Sunday, May 01, 2005

Dawkins, God's Epidemiologist

Richard Dawkins has just given a long interview to Salon where he discusses his recent book "The Ancestor's Tale" and gives a taste for his forthcoming "The God Delusion". As usual it is a pleasure to read. Here are a few juicy bits:

You won't find any opposition to the idea of evolution among sophisticated, educated theologians. It comes from an exceedingly retarded, primitive version of religion, which unfortunately is at present undergoing an epidemic in the United States. Not in Europe, not in Britain, but in the United States. [...]

A delusion is something that people believe in despite a total lack of evidence. Religion is scarcely distinguishable from childhood delusions like the "imaginary friend" and the bogeyman under the bed. Unfortunately, the God delusion possesses adults, and not just a minority of unfortunates in an asylum. [...]

A delusion that encourages belief where there is no evidence is asking for trouble. Disagreements between incompatible beliefs cannot be settled by reasoned argument because reasoned argument is drummed out of those trained in religion from the cradle. Instead, disagreements are settled by other means which, in extreme cases, inevitably become violent. Scientists disagree among themselves but they never fight over their disagreements. They argue about evidence or go out and seek new evidence. Much the same is true of philosophers, historians and literary critics. [...]

[How would we be better off without religion?] We'd all be freed to concentrate on the only life we are ever going to have. We'd be free to exult in the privilege -- the remarkable good fortune -- that each one of us enjoys through having been being born. An astronomically overwhelming majority of the people who could be born never will be. You are one of the tiny minority whose number came up. Be thankful that you have a life, and forsake your vain and presumptuous desire for a second one. The world would be a better place if we all had this positive attitude to life. It would also be a better place if morality was all about doing good to others and refraining from hurting them, rather than religion's morbid obsession with private sin and the evils of sexual enjoyment.

Apart from being the creationist movement's public enemy #1, Dawkins also has the dubious distinction of being largely responsible for my having dedicated my professional career to evolutionary biology.
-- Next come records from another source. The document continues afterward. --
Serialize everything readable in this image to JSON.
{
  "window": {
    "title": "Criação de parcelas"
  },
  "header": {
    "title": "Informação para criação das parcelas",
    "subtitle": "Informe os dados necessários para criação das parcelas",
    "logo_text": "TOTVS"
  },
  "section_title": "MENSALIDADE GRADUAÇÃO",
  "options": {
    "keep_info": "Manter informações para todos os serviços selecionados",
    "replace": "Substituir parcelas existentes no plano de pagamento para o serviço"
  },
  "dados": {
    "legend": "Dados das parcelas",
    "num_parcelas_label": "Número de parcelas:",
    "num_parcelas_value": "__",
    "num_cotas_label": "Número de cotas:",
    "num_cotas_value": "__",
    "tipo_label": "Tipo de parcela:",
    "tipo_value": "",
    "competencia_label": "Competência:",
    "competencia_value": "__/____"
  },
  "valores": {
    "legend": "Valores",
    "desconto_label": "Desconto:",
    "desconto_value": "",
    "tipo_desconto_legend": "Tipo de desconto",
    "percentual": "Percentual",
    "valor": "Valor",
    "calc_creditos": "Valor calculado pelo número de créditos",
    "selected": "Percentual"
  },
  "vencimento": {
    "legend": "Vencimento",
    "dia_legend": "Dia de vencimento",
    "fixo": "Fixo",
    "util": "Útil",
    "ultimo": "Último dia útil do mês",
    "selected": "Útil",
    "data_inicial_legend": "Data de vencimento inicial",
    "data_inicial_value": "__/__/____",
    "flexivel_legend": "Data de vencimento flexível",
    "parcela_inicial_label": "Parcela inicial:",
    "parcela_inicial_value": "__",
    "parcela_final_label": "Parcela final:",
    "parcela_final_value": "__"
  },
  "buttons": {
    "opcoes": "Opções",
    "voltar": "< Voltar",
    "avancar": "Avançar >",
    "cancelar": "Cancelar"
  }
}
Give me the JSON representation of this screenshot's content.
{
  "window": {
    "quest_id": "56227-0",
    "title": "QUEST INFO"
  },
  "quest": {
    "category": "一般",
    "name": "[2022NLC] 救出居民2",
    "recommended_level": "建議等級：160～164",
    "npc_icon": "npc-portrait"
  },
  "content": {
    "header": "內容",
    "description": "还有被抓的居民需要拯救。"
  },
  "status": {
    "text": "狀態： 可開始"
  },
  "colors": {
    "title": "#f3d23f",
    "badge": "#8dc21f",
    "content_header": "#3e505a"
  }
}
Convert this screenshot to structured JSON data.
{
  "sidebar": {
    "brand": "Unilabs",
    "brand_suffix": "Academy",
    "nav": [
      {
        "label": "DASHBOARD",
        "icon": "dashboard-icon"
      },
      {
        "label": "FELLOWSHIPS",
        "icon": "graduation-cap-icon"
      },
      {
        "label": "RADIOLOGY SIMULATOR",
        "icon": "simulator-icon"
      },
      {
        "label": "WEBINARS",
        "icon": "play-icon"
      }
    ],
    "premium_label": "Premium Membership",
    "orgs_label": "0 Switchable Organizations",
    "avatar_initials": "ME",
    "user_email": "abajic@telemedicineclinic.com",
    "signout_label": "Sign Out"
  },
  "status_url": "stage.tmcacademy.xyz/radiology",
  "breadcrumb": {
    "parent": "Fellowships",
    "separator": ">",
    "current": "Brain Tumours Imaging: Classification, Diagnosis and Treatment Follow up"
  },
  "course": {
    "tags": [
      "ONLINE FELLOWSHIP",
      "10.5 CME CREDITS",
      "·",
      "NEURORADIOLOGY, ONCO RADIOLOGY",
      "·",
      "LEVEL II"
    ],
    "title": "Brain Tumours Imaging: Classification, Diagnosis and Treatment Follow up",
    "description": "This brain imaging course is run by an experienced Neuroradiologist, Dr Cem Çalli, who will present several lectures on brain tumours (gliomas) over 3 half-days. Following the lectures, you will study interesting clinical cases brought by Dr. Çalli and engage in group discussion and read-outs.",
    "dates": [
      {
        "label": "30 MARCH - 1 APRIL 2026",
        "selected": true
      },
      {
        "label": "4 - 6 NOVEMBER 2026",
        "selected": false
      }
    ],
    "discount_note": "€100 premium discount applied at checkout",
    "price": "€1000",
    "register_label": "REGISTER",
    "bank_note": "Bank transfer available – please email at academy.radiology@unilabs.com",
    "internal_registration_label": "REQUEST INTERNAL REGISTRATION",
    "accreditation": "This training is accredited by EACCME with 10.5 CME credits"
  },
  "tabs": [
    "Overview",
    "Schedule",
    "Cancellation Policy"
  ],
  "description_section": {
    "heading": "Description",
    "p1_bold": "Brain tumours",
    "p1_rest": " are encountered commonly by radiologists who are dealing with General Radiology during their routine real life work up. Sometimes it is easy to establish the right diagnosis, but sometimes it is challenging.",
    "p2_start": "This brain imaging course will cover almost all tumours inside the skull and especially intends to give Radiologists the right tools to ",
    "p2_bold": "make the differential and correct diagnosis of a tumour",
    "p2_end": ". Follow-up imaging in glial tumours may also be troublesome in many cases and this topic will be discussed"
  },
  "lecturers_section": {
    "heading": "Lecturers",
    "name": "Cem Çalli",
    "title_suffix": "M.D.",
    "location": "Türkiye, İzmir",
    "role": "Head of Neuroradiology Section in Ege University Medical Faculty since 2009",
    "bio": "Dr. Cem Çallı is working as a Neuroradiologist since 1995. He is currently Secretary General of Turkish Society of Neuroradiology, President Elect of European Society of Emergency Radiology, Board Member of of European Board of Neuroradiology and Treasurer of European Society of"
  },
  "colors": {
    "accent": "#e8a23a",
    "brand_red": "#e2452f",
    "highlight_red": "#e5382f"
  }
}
For some of my generation it was David Attenborough's "Life on Earth" documentary; Dawkins' "The Selfish Gene" (immediately followed by "The Blind Watchmaker") did it for me. The following year I began studying Biology at the University of Lisbon.